The Clinical Embryology MSc is an internationally recognised qualification that provides academic and professional development for clinical scientists and clinicians working in the field. It is delivered by distance learning, allowing you to remain in full-time employment.
The programme aims to provide a high standard of education in clinical embryology and to provide enhanced academic and professional development for clinical scientists and clinicians working in the field through provision of a recognised qualification which will contribute to uniformity of knowledge in the theory and practice of clinical embryology.
It was the first web-based MSc programme in clinical embryology, established in 2000. Since then nearly 300 students, from around 40 countries, have attended. The programme was developed by the Division of Reproduction and Early Development in association with the Leeds Centre for Reproductive Medicine (LCRM) at the Leeds Teaching Hospitals NHS Trust.
The programme leader is John Huntriss. Course lecturers include staff from the University of Leeds, Bourn Hall Clinic in Cambridge, Leeds Centre for Reproductive Medicine, University College London and the University of Sheffield.
You can also study this subject at Postgraduate Diploma level (distance learning).
Building on your existing knowledge and experience, the programme offers advanced learning in clinical embryology. It aims to help establish good practice in the field of assisted reproductive technologies.
Through a series of compulsory modules, you’ll develop your knowledge of both the theory and practice of clinical embryology.
For the research project, you’ll write a persuasive research proposal in a subject area relevant to clinical embryology. The subject is chosen by you and comprises an original area of investigation. This research module aims to give you useful experience of hypothesis-driven research, including: critical evaluation of published literature in the chosen field of study, collation and justification of the project itself, research methodology and resources needed, statistical methods, report writing and scientific presentation.

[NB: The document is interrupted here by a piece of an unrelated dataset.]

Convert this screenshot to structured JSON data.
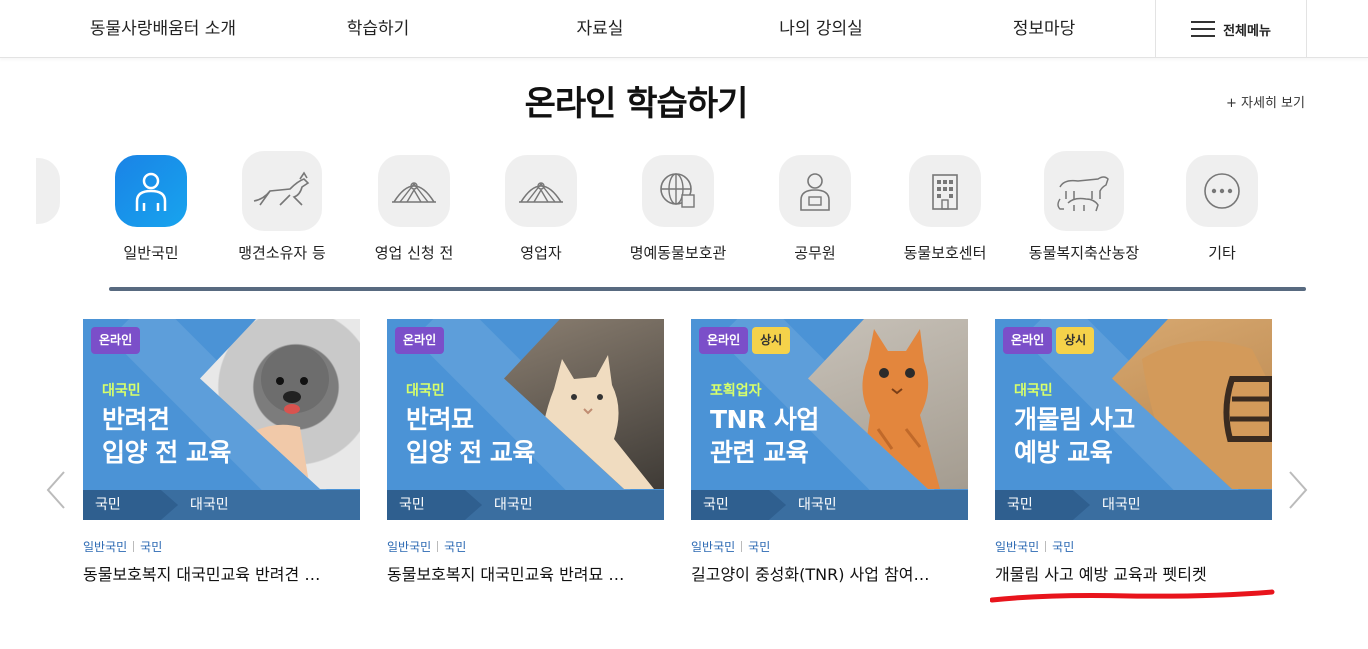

Year 1 Compulsory modules
Fundamentals of Clinical Embryology 45 credits
IVF and Embryo Culture 35 credits
Year 2 Compulsory modules
Micromanipulation 15 credits
Cryobiology and Cryopreservation 15 credits
Ethics and Law for Embryologists 10 credits
Research Project in Clinical Embryology 60 credits
“core” lectures and practical sessions at face-to-face workshops
self-directed learning, using web-based and printed resources and the University library.
There are three, compulsory, one-week, residential workshops in the UK over two years. In the first of these workshops you’ll be assigned a tutor and will meet the teaching staff and your fellow-students. You’ll take part in practical sessions, seminars and discussion groups and will attend lectures, sometimes by guest speakers. Formal examinations will also take place during the second and third residential workshops.
Contact with your tutors and fellow-students is through email and online discussion rooms.
Student assessment will be split between assessed course work and formal examination.
For the MSc award you are also assessed on the research project proposal you submit as your dissertation.
The programme allows students to gain a wide breadth of knowledge that can give them confidence in their subject and allow skills to be transferred to the workplace.
Enhancing mobility and success in the workplace are engrained in the course. The course intake comprises embryologists, clinicians, reproductive technicians and reproductive scientists, typically working full time. The programmes are designed to fit around these requirements. We aim to uphold the academic excellence and integrity that has made the University of Leeds postgraduate programmes in clinical embryology highly respected in the field, and recognised for their high standards.
The enhancement of academic understanding of clinical embryology gained through the programmes provides good prospects for promotion and mobility in the workplace and for application to other positions. This has allowed many former students to move on to more senior positions, including several laboratory directors. Some former students are now directing policy in the field of ART. Other students have gone on to open their own ART clinics and many have become research active. Students also get the opportunity to network with an international group of ART practitioners, which is important for exchanging ideas on clinical practice and for career networking.